Democracy Or ‘The Lieberman Effect,’ The Choice Is Ours By Tommy Ates

All is not right in the valley. That’s right, all is not right in the valley of democracy. (In theory, that is.)

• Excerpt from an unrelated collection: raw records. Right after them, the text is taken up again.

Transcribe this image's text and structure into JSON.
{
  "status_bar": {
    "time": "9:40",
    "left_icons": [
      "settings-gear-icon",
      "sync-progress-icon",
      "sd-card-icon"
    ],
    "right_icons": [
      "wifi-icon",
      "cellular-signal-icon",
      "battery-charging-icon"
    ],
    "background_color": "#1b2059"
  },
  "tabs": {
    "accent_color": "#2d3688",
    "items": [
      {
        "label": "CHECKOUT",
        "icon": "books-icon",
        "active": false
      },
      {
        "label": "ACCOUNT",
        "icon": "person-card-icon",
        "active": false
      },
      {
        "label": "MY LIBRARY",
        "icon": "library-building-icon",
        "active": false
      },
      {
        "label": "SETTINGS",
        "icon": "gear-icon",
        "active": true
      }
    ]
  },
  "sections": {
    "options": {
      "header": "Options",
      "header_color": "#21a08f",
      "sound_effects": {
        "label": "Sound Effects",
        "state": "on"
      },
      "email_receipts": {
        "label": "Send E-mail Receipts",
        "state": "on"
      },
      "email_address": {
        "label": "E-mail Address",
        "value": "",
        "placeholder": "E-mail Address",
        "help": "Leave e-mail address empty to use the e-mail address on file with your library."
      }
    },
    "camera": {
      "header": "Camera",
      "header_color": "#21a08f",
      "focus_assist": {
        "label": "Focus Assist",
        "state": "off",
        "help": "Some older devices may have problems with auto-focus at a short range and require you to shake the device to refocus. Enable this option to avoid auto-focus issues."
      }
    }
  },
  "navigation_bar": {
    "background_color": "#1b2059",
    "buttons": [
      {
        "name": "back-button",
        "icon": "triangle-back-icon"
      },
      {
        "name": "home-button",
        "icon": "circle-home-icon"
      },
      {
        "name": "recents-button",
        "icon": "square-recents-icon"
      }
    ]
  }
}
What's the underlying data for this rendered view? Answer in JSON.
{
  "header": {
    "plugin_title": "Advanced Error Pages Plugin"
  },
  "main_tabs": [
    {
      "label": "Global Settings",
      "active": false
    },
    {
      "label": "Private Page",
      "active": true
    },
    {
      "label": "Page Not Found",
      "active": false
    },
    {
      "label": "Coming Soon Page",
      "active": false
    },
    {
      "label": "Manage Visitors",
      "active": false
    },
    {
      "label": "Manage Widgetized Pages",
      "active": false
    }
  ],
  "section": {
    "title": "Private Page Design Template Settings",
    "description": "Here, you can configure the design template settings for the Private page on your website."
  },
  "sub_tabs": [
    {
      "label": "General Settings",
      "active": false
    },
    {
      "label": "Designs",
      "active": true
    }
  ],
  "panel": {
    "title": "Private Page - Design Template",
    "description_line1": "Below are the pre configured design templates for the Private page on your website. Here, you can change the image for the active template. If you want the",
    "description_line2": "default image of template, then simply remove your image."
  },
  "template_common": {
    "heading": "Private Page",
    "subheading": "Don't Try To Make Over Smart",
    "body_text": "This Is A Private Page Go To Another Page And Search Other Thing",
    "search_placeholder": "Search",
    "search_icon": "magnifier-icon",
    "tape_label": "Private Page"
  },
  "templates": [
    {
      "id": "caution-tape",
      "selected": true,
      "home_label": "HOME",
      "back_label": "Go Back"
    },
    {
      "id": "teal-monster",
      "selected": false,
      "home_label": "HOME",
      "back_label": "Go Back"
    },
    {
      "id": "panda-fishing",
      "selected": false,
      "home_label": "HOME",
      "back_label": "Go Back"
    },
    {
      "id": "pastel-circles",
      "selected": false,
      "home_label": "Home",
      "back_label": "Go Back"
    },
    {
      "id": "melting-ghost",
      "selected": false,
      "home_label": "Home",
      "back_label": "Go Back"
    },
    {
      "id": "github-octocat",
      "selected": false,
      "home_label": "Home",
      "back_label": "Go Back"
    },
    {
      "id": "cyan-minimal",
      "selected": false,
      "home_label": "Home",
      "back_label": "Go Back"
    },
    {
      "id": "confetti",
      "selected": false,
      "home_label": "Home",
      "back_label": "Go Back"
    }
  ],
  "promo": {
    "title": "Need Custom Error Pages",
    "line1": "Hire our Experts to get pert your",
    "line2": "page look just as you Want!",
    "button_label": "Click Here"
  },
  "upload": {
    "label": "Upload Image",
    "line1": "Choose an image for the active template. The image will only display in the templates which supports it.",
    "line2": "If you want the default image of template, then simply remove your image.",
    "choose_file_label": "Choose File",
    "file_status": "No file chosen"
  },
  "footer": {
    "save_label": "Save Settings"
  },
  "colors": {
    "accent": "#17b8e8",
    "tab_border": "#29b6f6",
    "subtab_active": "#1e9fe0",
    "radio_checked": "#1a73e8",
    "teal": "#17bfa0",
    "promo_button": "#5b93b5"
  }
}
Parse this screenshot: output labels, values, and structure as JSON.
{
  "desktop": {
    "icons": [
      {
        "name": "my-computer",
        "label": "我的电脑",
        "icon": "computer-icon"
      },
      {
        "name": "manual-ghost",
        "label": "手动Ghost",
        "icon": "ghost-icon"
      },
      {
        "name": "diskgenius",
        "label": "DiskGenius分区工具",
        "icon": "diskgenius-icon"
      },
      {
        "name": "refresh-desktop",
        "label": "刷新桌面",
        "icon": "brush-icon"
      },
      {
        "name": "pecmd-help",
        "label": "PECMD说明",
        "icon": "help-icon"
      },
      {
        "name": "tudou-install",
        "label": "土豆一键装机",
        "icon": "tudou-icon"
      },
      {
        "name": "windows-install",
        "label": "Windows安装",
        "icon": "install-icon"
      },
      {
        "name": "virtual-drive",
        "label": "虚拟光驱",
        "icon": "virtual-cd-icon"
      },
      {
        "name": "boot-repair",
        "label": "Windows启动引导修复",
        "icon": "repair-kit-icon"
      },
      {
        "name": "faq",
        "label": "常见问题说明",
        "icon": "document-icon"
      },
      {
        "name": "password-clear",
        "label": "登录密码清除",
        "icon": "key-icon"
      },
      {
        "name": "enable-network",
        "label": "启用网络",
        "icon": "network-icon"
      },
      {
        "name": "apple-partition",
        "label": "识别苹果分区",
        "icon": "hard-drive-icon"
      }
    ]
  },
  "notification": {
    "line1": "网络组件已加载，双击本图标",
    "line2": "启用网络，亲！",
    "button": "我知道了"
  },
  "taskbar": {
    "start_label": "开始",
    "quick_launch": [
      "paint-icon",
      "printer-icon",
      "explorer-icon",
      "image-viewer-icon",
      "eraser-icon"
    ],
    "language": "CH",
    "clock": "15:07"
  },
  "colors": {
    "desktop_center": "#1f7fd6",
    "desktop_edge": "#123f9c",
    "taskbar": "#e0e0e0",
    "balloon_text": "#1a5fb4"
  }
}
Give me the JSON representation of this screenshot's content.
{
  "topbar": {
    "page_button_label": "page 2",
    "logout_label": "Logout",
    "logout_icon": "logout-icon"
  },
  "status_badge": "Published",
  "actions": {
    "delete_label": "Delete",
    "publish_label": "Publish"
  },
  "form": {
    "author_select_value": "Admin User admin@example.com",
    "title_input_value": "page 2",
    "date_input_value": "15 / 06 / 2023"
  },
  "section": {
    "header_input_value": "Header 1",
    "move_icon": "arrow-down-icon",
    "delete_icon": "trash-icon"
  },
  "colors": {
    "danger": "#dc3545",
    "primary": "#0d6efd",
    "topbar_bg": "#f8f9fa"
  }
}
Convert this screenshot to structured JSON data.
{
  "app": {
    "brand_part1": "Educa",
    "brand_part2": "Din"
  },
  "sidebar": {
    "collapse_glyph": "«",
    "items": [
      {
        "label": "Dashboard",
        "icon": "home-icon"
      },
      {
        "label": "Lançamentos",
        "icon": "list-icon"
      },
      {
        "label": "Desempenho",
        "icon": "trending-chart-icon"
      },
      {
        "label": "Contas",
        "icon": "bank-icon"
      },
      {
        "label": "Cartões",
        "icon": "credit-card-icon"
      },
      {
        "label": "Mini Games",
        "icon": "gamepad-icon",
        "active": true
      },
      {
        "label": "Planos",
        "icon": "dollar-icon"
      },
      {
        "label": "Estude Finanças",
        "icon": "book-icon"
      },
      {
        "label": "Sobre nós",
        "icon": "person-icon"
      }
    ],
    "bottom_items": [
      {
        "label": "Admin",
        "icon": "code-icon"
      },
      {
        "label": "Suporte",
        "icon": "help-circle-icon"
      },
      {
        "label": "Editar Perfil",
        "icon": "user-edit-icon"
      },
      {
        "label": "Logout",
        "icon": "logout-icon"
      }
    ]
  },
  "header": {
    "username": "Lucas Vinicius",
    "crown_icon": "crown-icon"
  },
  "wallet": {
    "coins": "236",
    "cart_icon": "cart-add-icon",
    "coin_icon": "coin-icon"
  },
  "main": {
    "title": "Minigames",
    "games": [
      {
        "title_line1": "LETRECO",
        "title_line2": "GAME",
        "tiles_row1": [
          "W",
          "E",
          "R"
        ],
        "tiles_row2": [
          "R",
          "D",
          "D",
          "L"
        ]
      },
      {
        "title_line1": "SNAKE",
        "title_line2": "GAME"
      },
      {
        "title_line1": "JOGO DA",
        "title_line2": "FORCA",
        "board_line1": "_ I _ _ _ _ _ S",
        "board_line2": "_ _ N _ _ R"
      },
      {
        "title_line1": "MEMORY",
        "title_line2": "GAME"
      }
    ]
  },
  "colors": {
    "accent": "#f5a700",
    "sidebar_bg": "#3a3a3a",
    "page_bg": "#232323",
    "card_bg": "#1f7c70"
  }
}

That would be the assertion Democratic nomination presidential candidate Senator Joe Lieberman is ‘unintentionally’ conveying as he tries to distinguish his message from the growing ‘anti-occupation’ sentiment which grows amongst the Democratic primary faithful as mid-west Republican angst rises with President Bush’s domestic farm policies. Running a platform of “war-causing” public virtue in face of daily Iraqi resistance and tiredness of domestic constituencies is a very fine line to walk in the road to the White House. On the one hand, raising the notion of blind loyalty to the President on behalf of the U.S. occupation troops in Iraq is one thing; tongue and cheek criticizing of the vocal democratic resistance is another. Let us not forget that while the Bush administration has America (and the world) flummoxed over the fate of Iraq, the original educators of terror, Al-Qaida, is on the move. Successful attacks at soft targets in Saudi Arabia and Bali, Indonesia, will not give Osama bin Laden and company any hesitation in planning and executing large-scale attacks in the United States mainland or military targets. Far from it, all the noise of the occupation would give the predator the advantage in striking the victim, looking the gathering storm, but not noticing the elephant in the room. The current slate of Democratic candidates, while Bush contenders, should not add to the “static,” rather flash a light of truth to an already jaded, and pacified American public.

There is no surprise regarding Senator Joe Lieberman’s philosophical stance on the Iraq conflict (and the Bush administration’s reasoning for going to war) among the Democratic party faithful; there is surprise that Lieberman believes having an indistinguishable foreign policy against an incumbent president will get him elected.

And why does this former vice-presidential candidate matter in the 2004 race? Senator Joe Lieberman may not be the Democrat with the most loyal support within the Democratic Party, but he does resonate with political and apolitical moderates alike. The strength (or brevity) of his endorsement of the eventual Democratic Presidential nominee may affect the strength of independents, and moderate “McCain” Republicans, upon whom the 2004 presidential election could be decided.

As the current nine democratic candidates rumble in the political jungle (and the Iraqi occupation “morass” continues [quoting Secretary of Defense Donald Rumsfeld], the logic is not all together clear that “pro-war” candidates, like Joseph Lieberman (Senator John Kerry, Representative Richard Gephardt) would give their ‘complete and wholesome support’ to the eventual Democratic nominee who was outspoken against the war (former Vermont Governor Howard Dean). After all, when the political careers of these men benefited from the post-9/11 world of democratic “Republican-litism,” expounded by Lieberman’s and Gephardt’s strong support of the Bush tax cuts, the still-controversial Afghanistan and Iraqi strategies of military pre-emption, and ‘rewarded’ to Democrats in the 2002 mid-term elections suffering huge losses in the Midwest and further deterioration in the South.

Candidates John Kerry and “union-baptized” Richard Gephardt have already backtracked their positions of support of Bush foreign policy and the once much ballyhooed tax-cuts. With a U.S. deficit over $500 billion dollars, even conservative Democrats realize the current president is vulnerable over the economy, and this pit of gravel from the Clinton years has quickly become quicksand, drowning any candidate who touches it. (And Bush already dropped his economic team, headed by Bruce Lindsey; and with Republicans in charge of both the House and the Senate, he has no excuses).

Both Democratic candidates and the Republican President cannot play the same tactic of loyalty and fealty to democratic American ideals while having two separate agendas in handling the looming occupation morass.

In order to truly “fix’ democracy (in Iraq and America), it is time to flush those ideas out. Let us hope all the presidential contenders will not be afraid to say what is on their minds and what truly concerns the public, if they don’t, the American public may have the ‘Lieberman effect,’ which is no difference at all.